As I write this I full well realise that there is no more ‘peculiar’ disciple than I and I in turn have created multiple difficulties for my brothers and sisters ! Still, the plain commandment of Jesus does not allow us wriggle room in this regard, and John expounds the principle well in his epistle, “If anyone says, "I love God," yet hates his brother, he is a liar. For anyone who does not love his brother, whom he has seen, cannot love God, whom he has not seen.” (1 John 4:20) I am relieved that Rice’s personal faith in Jesus remains intact and leaving the monolith that is the Catholic church is no bad thing, but the imperative remains for her as for every believer to meet together, “Let us not give up meeting together, as some are in the habit of doing, but let us encourage one another—and all the more as you see the Day approaching.” (Hebrews 10:25)

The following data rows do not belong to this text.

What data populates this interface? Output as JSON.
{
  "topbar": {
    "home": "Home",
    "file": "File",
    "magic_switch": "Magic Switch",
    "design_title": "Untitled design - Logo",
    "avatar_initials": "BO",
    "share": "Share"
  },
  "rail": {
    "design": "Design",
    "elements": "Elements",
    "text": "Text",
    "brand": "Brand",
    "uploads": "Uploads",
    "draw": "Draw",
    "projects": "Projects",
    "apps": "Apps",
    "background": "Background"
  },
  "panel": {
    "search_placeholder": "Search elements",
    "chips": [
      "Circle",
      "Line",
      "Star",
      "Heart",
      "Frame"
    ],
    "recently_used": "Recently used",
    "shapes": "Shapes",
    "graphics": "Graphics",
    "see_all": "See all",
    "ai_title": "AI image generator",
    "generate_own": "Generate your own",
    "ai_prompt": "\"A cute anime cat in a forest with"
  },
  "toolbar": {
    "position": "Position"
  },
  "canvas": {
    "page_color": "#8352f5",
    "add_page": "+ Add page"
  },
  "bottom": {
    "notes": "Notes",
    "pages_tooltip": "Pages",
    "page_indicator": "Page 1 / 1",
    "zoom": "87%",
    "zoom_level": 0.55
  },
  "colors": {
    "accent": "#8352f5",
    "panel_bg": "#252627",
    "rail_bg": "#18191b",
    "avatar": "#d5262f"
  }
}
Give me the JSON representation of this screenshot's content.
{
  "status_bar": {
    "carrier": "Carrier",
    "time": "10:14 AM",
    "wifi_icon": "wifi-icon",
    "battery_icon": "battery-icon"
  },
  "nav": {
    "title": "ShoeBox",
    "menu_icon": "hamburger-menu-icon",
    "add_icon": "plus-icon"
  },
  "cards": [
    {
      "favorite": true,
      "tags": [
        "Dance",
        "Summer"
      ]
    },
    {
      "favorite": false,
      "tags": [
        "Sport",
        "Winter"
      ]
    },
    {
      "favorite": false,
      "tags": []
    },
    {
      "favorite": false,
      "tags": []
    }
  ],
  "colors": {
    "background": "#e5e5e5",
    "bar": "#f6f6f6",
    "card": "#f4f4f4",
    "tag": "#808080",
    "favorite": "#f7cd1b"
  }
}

Another well known lady in the literary firmament is Fay Weldon, the celebrated author and outspoken feminist. She came to faith through attending a traditional Anglican church after a visit from the Vicar started her on her journey to ‘belief’. Ten years ago at age 69 she was baptised at Saint Paul’s Cathedral. One spark that ignited this new found spiritual dimension in her life was when she was asked to write an introduction to the Book of Corinthians, Paul’s New Testament epistle. As she read the words of the Apostle she was struck by their relevance to her own life. She explains, “I was more or less converted by St. Paul. What he had to say was so new at that time, and yet still so relevant.” It’s encouraging to be reminded that the Word of God and the reality of Jesus can still transform even the stoutest unbeliever, a fact often overlooked as Christianity is being attacked as never before in a plethora of so called ‘scientific’ books attempting to consign ‘faith’ to the dustbin of human history. Titles such as ‘God Is Not Great’, ‘The God Delusion’ and ‘The Da Vinci Code’ scream that the end of Christianity is nigh, the stories of Rice and Weldon suggest otherwise.

Gerard O'Shea

Saturday, 7 August 2010


Relax… this rather terrifying notice spotted on
William Street in Limerick

is merely notifying customers that a tattoo
shop has moved to a new location..